RECORDS TO PROCESS ▸
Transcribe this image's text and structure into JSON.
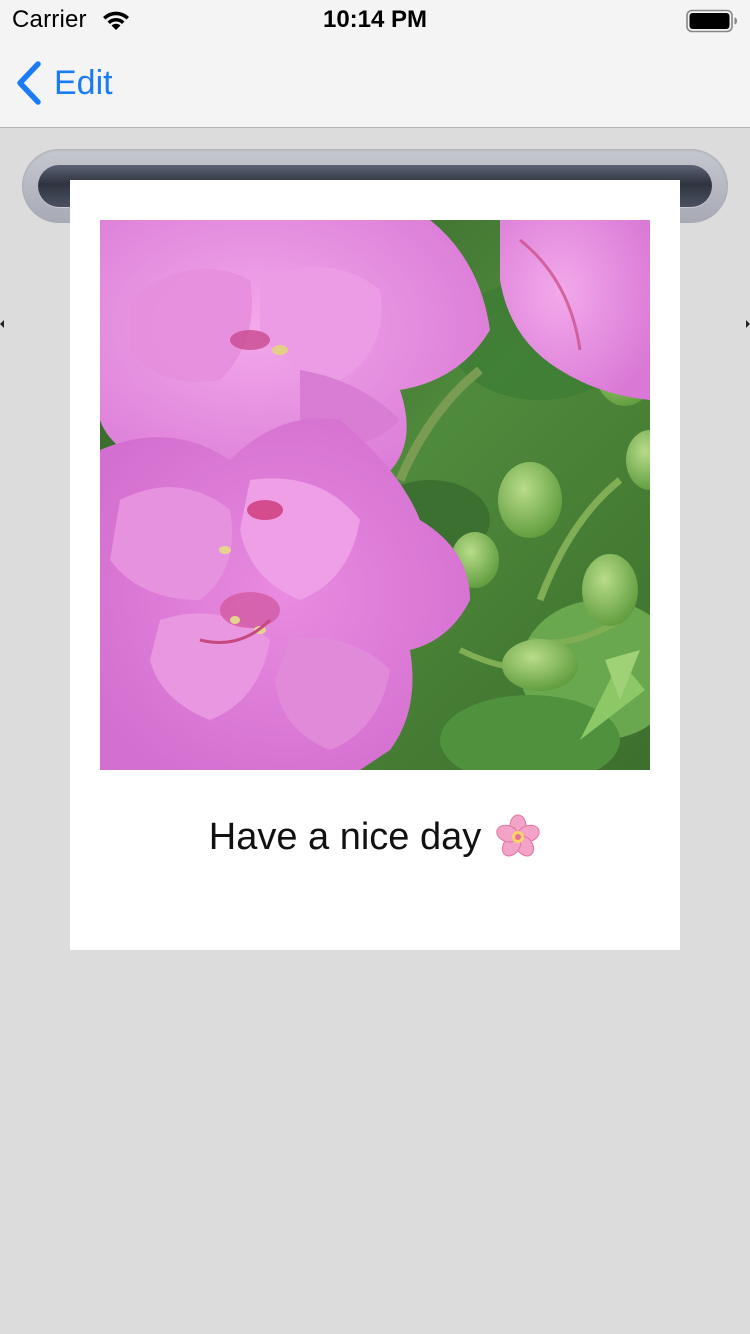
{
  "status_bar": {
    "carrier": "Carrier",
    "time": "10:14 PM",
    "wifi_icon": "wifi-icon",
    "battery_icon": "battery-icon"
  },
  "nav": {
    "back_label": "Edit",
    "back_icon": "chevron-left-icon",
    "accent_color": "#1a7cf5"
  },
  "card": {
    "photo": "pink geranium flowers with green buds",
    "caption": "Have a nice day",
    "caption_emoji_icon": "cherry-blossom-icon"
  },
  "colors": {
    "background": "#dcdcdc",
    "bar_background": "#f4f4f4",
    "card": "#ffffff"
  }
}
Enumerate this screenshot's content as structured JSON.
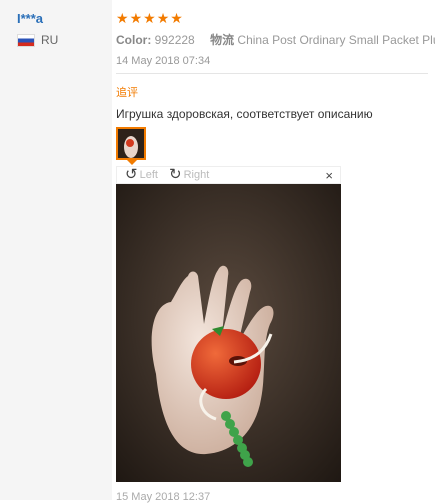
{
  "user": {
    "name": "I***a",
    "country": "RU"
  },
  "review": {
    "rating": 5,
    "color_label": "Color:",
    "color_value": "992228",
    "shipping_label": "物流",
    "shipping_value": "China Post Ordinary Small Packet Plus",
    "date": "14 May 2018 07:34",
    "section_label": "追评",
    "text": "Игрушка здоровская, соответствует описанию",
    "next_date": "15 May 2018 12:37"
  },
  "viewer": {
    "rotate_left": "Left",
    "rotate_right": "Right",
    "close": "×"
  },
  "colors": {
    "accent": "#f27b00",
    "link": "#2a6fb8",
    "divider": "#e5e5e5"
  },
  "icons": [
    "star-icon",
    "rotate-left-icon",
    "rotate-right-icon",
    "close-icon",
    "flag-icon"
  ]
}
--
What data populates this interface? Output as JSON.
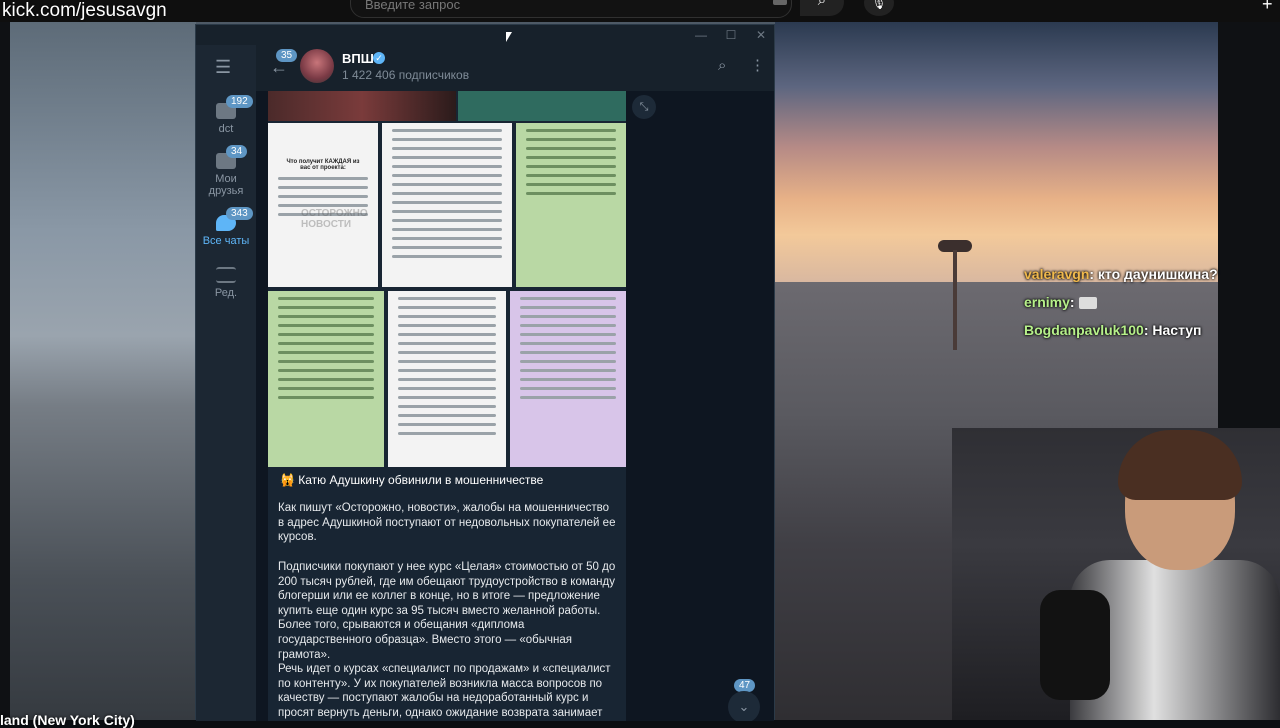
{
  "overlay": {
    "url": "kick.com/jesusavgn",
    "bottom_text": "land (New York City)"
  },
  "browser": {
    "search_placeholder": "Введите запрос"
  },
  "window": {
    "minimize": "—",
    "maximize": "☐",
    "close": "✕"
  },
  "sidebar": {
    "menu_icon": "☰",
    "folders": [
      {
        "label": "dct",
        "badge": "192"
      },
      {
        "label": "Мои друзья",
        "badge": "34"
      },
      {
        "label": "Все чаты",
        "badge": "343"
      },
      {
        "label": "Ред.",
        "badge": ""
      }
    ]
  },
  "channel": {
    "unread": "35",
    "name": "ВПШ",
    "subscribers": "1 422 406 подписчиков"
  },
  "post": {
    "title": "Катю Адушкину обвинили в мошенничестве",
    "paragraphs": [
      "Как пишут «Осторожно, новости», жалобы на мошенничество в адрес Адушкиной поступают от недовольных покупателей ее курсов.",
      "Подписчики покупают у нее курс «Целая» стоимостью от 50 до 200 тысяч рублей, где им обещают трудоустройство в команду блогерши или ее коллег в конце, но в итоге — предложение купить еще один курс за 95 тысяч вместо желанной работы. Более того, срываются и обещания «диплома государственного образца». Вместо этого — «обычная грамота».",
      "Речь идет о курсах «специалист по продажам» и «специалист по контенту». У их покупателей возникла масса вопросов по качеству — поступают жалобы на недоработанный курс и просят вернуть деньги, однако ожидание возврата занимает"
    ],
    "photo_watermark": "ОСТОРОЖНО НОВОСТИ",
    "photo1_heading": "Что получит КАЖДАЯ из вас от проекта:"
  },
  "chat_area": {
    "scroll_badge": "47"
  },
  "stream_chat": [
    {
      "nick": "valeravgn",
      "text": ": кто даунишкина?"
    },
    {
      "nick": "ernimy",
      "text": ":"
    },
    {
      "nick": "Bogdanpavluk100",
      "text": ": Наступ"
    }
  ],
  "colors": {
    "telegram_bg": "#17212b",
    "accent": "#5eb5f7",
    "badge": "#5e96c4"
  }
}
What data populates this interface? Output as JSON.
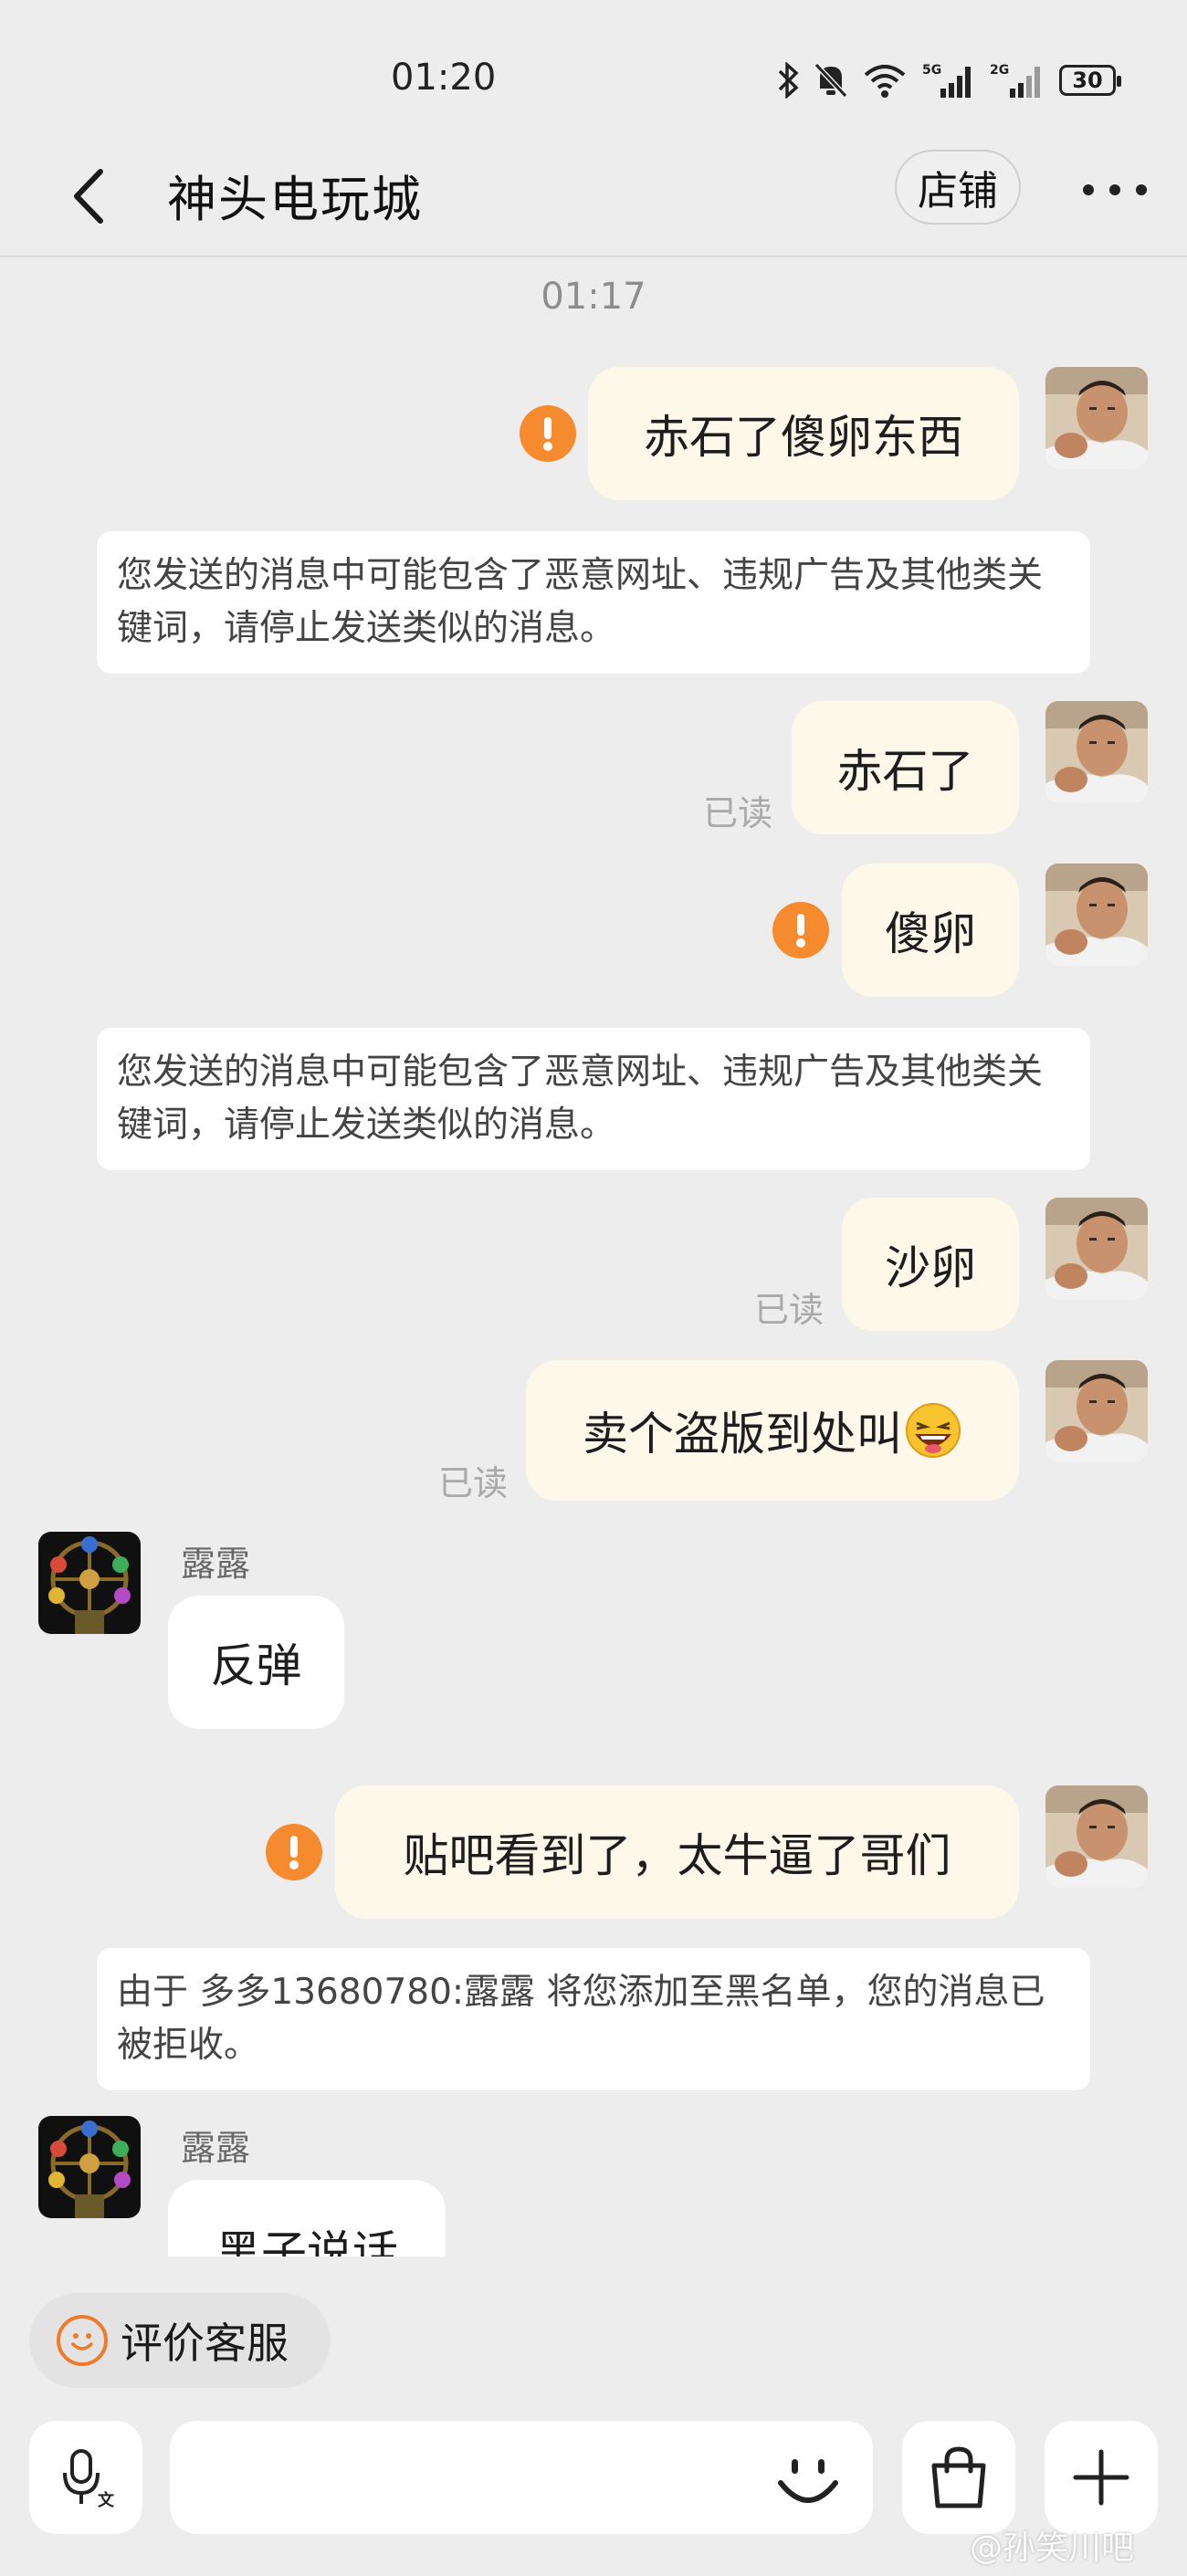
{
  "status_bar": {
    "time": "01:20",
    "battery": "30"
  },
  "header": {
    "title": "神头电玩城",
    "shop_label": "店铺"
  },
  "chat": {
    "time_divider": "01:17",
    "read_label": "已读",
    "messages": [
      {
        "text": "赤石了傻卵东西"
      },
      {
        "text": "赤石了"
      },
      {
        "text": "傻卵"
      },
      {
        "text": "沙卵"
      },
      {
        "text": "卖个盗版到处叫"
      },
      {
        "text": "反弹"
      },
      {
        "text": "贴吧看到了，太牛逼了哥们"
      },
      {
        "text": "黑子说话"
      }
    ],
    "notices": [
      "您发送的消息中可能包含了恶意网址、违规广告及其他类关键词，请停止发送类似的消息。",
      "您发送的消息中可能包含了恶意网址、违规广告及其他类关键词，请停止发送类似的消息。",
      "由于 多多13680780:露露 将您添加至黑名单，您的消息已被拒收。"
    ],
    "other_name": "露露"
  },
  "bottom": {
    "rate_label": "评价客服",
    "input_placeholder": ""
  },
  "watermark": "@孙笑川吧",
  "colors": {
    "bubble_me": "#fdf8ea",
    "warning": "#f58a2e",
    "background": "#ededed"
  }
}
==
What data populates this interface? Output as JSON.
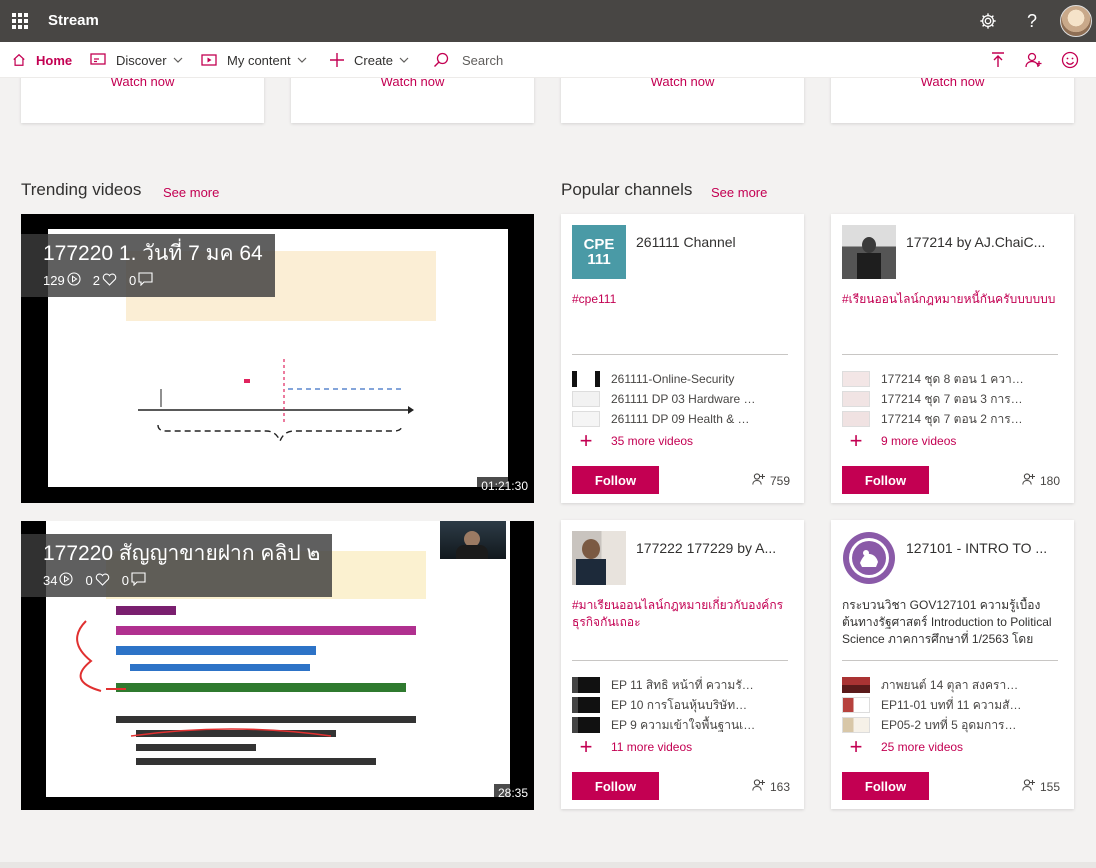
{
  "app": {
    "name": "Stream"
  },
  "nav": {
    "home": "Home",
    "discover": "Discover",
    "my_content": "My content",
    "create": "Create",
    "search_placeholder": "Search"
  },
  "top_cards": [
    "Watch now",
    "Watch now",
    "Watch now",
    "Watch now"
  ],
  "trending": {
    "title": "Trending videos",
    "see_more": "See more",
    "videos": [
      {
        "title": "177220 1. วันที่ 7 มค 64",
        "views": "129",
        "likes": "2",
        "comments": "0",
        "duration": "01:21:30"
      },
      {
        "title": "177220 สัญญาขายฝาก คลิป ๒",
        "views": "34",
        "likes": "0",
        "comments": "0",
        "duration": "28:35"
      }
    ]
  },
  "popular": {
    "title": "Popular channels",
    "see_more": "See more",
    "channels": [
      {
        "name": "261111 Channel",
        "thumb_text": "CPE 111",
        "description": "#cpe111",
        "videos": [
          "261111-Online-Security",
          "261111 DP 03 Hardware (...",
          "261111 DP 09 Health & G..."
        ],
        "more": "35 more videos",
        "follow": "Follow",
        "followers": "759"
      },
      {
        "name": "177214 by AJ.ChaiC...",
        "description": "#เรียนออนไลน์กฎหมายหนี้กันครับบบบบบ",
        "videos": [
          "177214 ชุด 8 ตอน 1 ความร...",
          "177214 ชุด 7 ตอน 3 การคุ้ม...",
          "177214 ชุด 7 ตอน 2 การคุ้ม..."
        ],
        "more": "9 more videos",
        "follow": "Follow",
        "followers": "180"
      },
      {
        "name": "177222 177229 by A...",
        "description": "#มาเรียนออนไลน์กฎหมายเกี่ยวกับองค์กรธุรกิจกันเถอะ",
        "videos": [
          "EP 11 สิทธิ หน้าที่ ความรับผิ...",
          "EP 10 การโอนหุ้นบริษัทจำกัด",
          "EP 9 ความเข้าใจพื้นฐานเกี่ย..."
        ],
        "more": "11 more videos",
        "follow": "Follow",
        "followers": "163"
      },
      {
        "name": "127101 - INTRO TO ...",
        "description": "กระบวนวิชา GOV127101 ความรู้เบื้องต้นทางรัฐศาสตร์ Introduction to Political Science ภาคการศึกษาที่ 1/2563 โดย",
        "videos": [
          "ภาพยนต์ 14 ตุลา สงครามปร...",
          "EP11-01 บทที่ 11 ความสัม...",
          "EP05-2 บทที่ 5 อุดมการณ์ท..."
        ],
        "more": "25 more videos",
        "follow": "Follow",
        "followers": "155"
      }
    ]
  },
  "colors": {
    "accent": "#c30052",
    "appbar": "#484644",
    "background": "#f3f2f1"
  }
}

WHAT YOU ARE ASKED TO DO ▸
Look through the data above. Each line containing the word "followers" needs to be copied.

ANSWER FOR THIS EXERCISE ▸
        "followers": "759"
        "followers": "180"
        "followers": "163"
        "followers": "155"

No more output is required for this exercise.